(National Zoo/Mei Xiang’s den was closed Sunday to provide a quiet area for the potentially pregnant panda.)

Anticipation appears to be growing at the National Zoo, where officials closed the giant panda habitat on Sunday to keep a quiet area around possibly pregnant giant panda Mei Xiang.

Mei Xiang was inseminated artificially March 1, inaugurating a suspenseful waiting period.

On Sunday, the zoo made this announcement, suggesting that matters were progressing toward a conclusion sooner rather than later:

“The David M. Rubenstein Family Giant Panda Habitat will be closed to keep a quiet area around female giant panda Mei Xiang’s den who is exhibiting signs of pregnancy or pseudopregnancy.” Pseudopregnancy is a false pregnancy.

The zoo said its other giant pandas, Tian Tian and Bei Bei, could be viewed in their outdoor yards each day until 2 p.m.

Only ultrasound testing can confirm that a giant panda is pregnant.

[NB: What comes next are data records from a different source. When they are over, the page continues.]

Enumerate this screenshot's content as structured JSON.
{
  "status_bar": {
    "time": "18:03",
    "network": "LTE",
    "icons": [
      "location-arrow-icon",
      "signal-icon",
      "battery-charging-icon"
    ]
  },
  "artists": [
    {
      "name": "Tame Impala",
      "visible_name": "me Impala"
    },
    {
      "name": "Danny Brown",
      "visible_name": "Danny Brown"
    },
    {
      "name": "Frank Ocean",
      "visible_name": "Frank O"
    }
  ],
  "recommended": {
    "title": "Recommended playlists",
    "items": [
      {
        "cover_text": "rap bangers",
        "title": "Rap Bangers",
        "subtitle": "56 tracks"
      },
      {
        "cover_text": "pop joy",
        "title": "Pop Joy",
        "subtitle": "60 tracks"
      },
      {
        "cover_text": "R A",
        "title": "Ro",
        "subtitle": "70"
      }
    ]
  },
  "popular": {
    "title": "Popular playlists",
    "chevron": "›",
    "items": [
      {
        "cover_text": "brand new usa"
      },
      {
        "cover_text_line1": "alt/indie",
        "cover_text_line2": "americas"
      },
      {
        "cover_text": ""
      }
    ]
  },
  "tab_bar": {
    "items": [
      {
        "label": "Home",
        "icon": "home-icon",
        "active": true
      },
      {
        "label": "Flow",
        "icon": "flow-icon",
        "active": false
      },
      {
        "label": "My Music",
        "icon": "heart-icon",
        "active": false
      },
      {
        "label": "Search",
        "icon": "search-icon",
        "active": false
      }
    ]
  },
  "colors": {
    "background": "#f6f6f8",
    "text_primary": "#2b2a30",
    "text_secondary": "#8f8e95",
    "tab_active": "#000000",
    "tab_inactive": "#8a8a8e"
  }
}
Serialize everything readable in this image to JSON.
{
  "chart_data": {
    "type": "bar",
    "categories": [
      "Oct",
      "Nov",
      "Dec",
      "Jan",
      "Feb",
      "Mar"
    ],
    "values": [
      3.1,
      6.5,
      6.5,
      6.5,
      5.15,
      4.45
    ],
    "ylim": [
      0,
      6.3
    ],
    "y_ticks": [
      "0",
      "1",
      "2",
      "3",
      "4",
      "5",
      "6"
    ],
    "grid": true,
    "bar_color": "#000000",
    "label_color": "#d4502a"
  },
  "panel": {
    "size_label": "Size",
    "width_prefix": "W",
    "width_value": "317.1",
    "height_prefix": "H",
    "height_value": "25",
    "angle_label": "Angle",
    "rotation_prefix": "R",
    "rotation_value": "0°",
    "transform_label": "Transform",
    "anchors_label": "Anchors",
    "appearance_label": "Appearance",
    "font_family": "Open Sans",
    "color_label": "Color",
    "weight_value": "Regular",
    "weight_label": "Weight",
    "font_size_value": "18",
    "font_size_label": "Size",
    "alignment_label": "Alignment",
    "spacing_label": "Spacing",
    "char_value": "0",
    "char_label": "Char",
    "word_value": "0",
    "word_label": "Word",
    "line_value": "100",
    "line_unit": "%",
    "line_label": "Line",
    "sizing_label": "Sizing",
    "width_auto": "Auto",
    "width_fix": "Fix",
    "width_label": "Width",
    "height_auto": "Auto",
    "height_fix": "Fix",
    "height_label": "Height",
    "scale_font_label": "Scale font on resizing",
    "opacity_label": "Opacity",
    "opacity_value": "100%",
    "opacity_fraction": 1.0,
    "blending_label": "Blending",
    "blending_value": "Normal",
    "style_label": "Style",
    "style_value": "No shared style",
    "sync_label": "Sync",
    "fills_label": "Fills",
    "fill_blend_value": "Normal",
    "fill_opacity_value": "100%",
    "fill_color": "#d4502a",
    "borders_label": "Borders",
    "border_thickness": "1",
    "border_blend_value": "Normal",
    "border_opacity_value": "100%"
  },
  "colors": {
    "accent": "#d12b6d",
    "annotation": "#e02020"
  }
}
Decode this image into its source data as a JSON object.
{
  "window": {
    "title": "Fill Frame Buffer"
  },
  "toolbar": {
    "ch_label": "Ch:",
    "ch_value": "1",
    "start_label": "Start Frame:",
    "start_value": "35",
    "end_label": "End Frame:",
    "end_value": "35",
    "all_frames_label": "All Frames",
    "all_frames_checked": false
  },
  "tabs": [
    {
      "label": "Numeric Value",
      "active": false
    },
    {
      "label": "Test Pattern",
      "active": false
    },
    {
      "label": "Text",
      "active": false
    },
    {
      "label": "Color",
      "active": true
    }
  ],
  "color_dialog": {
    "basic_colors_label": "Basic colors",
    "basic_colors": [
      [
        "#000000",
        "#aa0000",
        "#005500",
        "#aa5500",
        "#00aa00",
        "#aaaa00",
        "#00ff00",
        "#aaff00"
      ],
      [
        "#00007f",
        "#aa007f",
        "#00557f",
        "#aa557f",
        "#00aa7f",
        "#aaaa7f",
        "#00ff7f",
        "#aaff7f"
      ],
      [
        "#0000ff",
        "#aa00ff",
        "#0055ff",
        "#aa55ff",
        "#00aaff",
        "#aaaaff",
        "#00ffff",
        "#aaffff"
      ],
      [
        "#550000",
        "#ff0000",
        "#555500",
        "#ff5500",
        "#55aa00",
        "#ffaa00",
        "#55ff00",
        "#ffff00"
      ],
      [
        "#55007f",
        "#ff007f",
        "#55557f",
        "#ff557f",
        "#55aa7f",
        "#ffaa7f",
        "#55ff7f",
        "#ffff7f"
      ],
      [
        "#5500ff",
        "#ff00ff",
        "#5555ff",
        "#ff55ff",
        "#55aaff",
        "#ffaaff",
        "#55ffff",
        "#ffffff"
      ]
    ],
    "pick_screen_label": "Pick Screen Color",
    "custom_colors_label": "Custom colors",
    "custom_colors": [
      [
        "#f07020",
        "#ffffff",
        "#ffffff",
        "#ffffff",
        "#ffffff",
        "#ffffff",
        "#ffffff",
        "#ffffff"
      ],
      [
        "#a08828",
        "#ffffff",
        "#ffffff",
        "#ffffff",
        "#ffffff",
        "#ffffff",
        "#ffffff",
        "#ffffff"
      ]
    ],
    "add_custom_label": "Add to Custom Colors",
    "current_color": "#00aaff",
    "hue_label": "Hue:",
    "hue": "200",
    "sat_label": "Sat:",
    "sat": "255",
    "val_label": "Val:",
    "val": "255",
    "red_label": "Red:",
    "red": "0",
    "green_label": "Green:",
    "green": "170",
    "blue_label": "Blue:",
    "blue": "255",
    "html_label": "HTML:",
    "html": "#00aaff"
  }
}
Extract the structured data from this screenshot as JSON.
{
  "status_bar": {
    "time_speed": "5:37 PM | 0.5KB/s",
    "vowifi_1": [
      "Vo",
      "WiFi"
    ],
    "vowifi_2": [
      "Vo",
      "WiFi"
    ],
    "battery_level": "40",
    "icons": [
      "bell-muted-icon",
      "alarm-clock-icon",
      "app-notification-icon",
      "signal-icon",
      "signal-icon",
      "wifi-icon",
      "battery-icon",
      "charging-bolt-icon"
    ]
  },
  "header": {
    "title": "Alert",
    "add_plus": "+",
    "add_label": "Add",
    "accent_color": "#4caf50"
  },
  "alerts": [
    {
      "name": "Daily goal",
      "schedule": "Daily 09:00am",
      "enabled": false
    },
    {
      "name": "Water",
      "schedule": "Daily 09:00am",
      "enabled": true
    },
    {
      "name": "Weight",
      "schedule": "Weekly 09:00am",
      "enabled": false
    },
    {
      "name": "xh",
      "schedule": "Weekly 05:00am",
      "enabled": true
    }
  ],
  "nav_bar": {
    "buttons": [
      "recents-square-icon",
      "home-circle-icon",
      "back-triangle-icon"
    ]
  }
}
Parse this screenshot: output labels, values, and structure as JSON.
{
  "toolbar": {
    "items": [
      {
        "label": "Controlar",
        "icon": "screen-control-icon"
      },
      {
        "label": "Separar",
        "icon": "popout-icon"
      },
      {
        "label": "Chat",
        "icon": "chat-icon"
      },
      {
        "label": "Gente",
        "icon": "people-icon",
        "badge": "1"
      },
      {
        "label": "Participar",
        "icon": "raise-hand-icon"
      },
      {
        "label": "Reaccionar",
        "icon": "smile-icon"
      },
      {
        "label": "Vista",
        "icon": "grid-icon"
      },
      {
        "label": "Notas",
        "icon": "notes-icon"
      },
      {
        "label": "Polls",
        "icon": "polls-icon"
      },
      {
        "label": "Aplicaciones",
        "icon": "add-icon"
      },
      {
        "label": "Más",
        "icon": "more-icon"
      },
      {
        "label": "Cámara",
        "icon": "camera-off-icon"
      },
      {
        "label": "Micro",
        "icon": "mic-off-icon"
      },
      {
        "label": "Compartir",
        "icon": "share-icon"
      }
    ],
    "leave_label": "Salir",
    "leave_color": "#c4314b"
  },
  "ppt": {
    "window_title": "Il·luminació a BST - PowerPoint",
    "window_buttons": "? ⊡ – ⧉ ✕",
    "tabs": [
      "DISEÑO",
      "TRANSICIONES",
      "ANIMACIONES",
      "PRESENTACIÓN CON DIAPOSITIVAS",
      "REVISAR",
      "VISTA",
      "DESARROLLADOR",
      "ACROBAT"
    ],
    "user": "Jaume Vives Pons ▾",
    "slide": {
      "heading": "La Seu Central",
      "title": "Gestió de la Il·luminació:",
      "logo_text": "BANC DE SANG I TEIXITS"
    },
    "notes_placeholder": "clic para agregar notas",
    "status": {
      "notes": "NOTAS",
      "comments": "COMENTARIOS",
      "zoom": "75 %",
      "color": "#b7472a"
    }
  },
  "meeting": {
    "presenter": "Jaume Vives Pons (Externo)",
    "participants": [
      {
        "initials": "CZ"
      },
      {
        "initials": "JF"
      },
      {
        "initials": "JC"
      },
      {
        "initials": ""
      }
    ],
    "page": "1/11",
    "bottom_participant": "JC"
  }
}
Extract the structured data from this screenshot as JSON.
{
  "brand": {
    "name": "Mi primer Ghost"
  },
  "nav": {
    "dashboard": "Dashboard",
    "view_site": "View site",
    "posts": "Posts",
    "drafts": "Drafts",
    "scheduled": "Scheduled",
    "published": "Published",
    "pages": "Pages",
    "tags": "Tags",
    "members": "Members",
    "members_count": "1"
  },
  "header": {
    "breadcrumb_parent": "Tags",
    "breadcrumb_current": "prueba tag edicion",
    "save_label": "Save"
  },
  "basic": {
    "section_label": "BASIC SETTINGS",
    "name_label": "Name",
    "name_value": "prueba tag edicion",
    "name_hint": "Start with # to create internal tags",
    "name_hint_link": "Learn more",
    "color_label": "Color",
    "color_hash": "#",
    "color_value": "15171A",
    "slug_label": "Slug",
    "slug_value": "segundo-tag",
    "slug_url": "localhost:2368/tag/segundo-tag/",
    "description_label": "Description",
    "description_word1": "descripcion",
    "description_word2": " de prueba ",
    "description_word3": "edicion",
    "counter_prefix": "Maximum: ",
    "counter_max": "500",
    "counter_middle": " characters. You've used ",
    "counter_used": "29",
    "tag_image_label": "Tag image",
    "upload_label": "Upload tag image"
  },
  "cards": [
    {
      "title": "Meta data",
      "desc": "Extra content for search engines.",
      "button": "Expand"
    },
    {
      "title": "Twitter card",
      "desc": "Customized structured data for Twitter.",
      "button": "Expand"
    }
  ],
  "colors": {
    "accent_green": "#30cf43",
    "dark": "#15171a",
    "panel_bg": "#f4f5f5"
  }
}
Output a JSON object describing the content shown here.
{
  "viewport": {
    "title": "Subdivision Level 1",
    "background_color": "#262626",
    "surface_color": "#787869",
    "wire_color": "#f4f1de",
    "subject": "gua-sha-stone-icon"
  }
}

As of last week, the zoo said, no confirmation had been provided.

Ultrasound is the only sure way to tell whether a giant panda is pregnant before an actual delivery. (National Zoo photo)

But, the zoo said, Mei Xiang has apparently had the hormone increase that is consistent with both pregnancy and false pregnancy.

This increase, which is a secondary rise for the panda, indicates that Mei Xiang “will either give birth or experience the final stages of a pseudopregnancy within the next month,” the zoo said Thursday.

In addition, the zoo said in its latest announcement, she is showing the behavior pattern expected after the hormone increase. “She is building a nest in her den, has a decreased appetite, is sleeping more and is reacting to loud noises,” it said.

So, the zoo indicated, it will hope for the best. And do what it can. Including the hanging on the den door of a figurative sign saying, “Do not disturb.”